However, since then the savings rate has more than halved and it’s now below 5%, so now less than 1 dollar in twenty goes toward saving. A lot of factors play into this, but with such a big change, it’s clear Americans are less well prepared for retirement. In part, that’s why we see Americans working longer, often not by choice but by financial necessity. The outlook for America is not good if retirement savings do not improve. This may be why the MyRA initiative was recently announced in the 2014 State of the Union to help Americans start saving for retirement.
There are several things you can do to better prepare for retirement. The first is to start saving, assuming you’re not substantially in debt, if you are in debt, paying it down is likely the best option before starting to save. Like many things in life, the earlier you start saving the easier it is. One tip for saving is to save most of any pay rises you receive via automatic deduction from your paycheck. You’ve been able to live on the paycheck before, so rather than spend the pay rise, save it. If you do this over time, you will gradually increase your savings rate without feeling the effects in terms of having to cut what you spend.

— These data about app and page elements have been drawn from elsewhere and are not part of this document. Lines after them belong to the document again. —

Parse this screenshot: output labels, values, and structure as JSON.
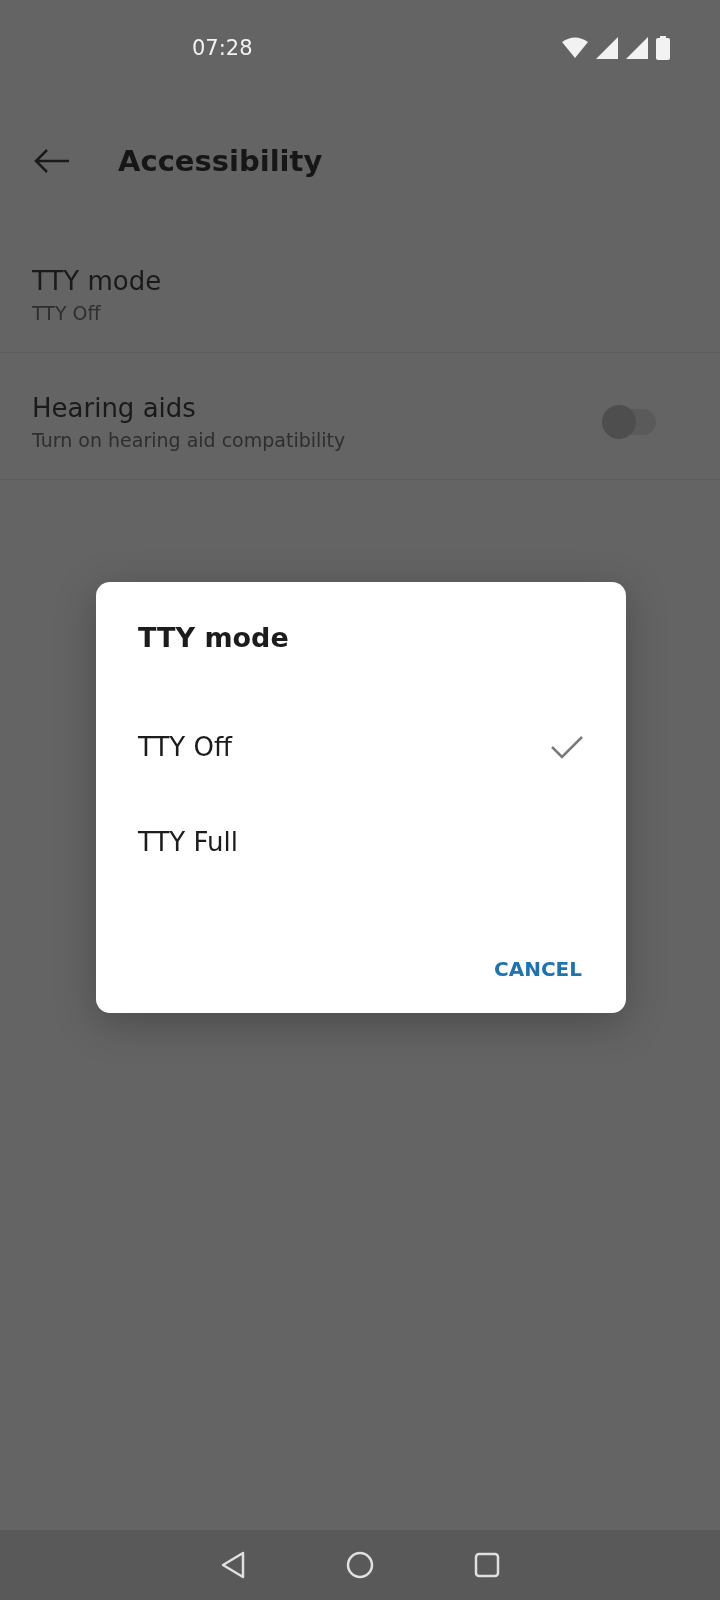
{
  "status_bar": {
    "time": "07:28"
  },
  "header": {
    "title": "Accessibility"
  },
  "settings": [
    {
      "kind": "link",
      "title": "TTY mode",
      "summary": "TTY Off"
    },
    {
      "kind": "toggle",
      "title": "Hearing aids",
      "summary": "Turn on hearing aid compatibility",
      "on": false
    }
  ],
  "dialog": {
    "title": "TTY mode",
    "options": [
      {
        "label": "TTY Off",
        "selected": true
      },
      {
        "label": "TTY Full",
        "selected": false
      }
    ],
    "buttons": [
      "CANCEL"
    ]
  }
}
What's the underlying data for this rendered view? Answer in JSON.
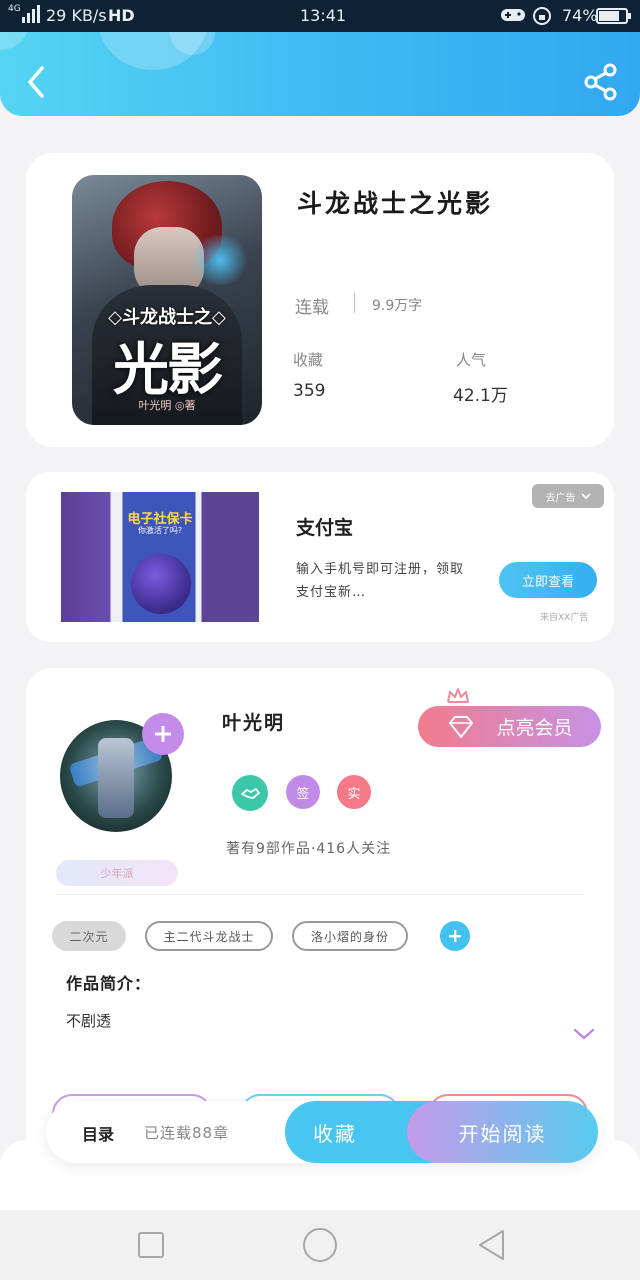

Saving unexpected money like tax refunds can also be a helpful way to save. It also helps to look for ways to save that have preferential tax status such as IRAs or 401(k)s using these options can help lower your tax bill and increase your savings as long as you’re sure you can invest the money for the long term. 401(k) matching can also be a very helpful way to save if your employer offers it.
In terms of how to save, a number of online sites, such as FutureAdvisor, can help you work out a sensible portfolio online for free. The core of long term saving is to consider investing in a broad selection of stocks across companies, industries and countries. Going back over 100 years in the US, stock markets have proven a good place to invest, with an annual return of approximately 6% a year. 6% may not sound like much, but that doubles your money every 12 years. However, this strong long term return from the stock market also comes with risk, in bad years the stock market can fall as much as 40%. That’s why it’s also helpful to diversify into other investments such as bonds, real estate and inflation protected securities. It’s also important to pay close attention to any fees you pay, recent research has shown that the difference between high and low fees can cost you up to 20% of the amount you invest for retirement.
American isn’t saving enough, but you can do better than that, by looking at ways to divert money from your paycheck as it grows to put it toward retirement, and thinking about a diversified and tax efficient way to invest that money for the long term.